Extract every line from the records below that contains the word "name".

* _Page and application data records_
^^^^
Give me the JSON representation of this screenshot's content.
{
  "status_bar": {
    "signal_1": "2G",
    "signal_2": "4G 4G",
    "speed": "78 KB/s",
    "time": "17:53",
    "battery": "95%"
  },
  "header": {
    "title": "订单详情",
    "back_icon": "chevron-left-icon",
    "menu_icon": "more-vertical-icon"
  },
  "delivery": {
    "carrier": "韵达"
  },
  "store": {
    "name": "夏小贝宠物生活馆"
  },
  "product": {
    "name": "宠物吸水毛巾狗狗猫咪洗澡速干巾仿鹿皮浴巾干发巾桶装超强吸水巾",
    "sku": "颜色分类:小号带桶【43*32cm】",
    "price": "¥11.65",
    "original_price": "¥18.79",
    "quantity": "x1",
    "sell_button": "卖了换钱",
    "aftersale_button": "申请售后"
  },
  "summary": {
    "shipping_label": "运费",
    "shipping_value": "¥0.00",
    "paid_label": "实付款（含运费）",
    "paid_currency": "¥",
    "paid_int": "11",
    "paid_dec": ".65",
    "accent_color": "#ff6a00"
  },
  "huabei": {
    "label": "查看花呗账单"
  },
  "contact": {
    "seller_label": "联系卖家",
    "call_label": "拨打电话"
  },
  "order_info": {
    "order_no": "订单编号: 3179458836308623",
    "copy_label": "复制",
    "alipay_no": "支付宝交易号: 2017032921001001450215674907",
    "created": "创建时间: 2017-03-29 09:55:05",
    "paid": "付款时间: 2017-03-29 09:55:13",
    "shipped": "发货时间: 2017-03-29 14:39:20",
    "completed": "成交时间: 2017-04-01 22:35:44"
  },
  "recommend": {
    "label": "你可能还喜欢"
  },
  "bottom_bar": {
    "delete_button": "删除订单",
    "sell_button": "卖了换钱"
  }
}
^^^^
* _Result for this exercise_
    "name": "夏小贝宠物生活馆"
    "name": "宠物吸水毛巾狗狗猫咪洗澡速干巾仿鹿皮浴巾干发巾桶装超强吸水巾",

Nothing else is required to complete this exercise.